Alas, the Dodd-Frank whistleblower protections cover informants overseas.

The United States Court of Appeals for the Fifth Circuit, recently, held that the Dodd-Frank whistleblower protections cover informants that report to the SEC information about FCPA violations.  The court, citing that the plain language of the act, indicated that such individuals were covered.  This is an intriguing development given the recent issues relating to extraterritorial jurisdiction that the United States Supreme Court has even considered.

As such, companies must be aware of these issues going forward and consider the proper precautions.

Incredibly over the last several years, both the DOJ and SEC have been relentless in their aggressive enforcement of the Foreign Corrupt Practices Act.  As part of this pursuit, the FCPA’s facilitation payment exception might not be as viable as it once was, thereby, defending these actions has gotten that much more complicated.

Many are suggesting that this exception is no longer a complete defense because there is no objective standard as to  what qualifies as a facilitating payment or a routine government action.  The FCPA does not apply to such things as payments facilitating or performance easing relating to routine government actions, including, among other things, the issuing of licenses,  permits, or processing paperwork.  In particular, the SEC does not even consider the facilitation payment exception an affirmative defense. The SEC focuses on what you are paying for, not the verbiage.  Further, larger payments make it less likely for anyone to believe it is a facilitating payment, however, not all licenses are the same, some may be more expensive than others.  Essentially, confusion reigns.

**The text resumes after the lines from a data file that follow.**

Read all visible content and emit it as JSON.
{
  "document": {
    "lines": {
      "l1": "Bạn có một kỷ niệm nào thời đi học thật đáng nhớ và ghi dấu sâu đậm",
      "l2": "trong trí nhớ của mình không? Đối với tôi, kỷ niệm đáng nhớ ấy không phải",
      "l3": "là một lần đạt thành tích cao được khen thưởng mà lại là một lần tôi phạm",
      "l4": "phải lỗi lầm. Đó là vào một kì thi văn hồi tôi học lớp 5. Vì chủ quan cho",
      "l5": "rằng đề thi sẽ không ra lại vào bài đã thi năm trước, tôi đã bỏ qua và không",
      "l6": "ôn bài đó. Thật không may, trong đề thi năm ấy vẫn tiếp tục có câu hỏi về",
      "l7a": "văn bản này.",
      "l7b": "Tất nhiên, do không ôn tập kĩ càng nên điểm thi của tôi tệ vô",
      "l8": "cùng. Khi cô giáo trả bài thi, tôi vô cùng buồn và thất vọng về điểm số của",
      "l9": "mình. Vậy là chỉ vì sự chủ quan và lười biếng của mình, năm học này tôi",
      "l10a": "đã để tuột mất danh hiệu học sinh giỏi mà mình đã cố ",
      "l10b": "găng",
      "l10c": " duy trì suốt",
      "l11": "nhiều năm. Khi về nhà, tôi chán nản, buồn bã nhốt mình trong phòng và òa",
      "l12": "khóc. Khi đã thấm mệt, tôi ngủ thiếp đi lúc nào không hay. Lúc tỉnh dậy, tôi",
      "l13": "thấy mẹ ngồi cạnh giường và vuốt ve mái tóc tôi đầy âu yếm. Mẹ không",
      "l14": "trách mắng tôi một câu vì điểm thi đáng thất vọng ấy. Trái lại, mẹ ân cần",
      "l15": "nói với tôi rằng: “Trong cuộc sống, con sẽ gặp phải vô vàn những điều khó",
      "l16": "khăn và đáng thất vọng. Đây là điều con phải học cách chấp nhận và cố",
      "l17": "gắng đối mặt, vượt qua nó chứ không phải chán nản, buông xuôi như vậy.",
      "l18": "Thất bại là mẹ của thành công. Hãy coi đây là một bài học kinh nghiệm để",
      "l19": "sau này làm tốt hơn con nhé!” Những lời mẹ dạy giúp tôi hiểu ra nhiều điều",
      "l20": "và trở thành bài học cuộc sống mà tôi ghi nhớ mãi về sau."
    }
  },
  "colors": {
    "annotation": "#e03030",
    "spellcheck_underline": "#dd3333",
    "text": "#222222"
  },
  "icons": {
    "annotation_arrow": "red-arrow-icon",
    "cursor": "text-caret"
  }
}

Nonetheless, companies must have appropriate internal controls to police these types of payments.  One aspect of internal controls must be adequate record keeping, ensuring that transactions are properly recorded.  As such, companies must be prepared to respond when these inquiries arise.

That may be the only real defense the company may have.

Despite recent changes to the SEC’s no admit/no deny settlement policy, FCPA defense attorneys still have options. 

As many know, the SEC will no longer allow settling defendants either to admit nor deny the SEC’s allegations when convicted on parallel criminal charges or where facts were admitted in a criminal proceeding.  In particular, defense attorneys could differentiate the SEC and DOJ actions as well as consider having a subsidiary take the fall.  Sometimes the SEC will just omit the no admit/no deny language.  One needs to proceed cautiously in negotiating these agreements. 

In short, defense attorneys need to stay alert, and prepare for the worst.

Companies that acquire or invest in offshore entities or in entities that conduct business overseas may inherit FCPA risks.

Clearly, the DOJ and the SEC are viewing these transactions and the resulting combinations with a jaundiced eye.  These regulators, most likely, will begin investigations, and, possibly, commence actions.  In fact, there have been recent FCPA actions that would fall under this category.

Consequently, acquirers must identify potential FCPA problems during the due diligence process so as to avoid these predicaments.  If identified, the acquiring company may be able to restructure the transaction to avoid assuming that liability.  Possibly, the parties may also submit an FCPA “opinion procedure request” to the DOJ seeking ways to mitigate the potential liability.

Essentially, it is critical that the due diligence process uncover these problems, and the parties address them before the closing.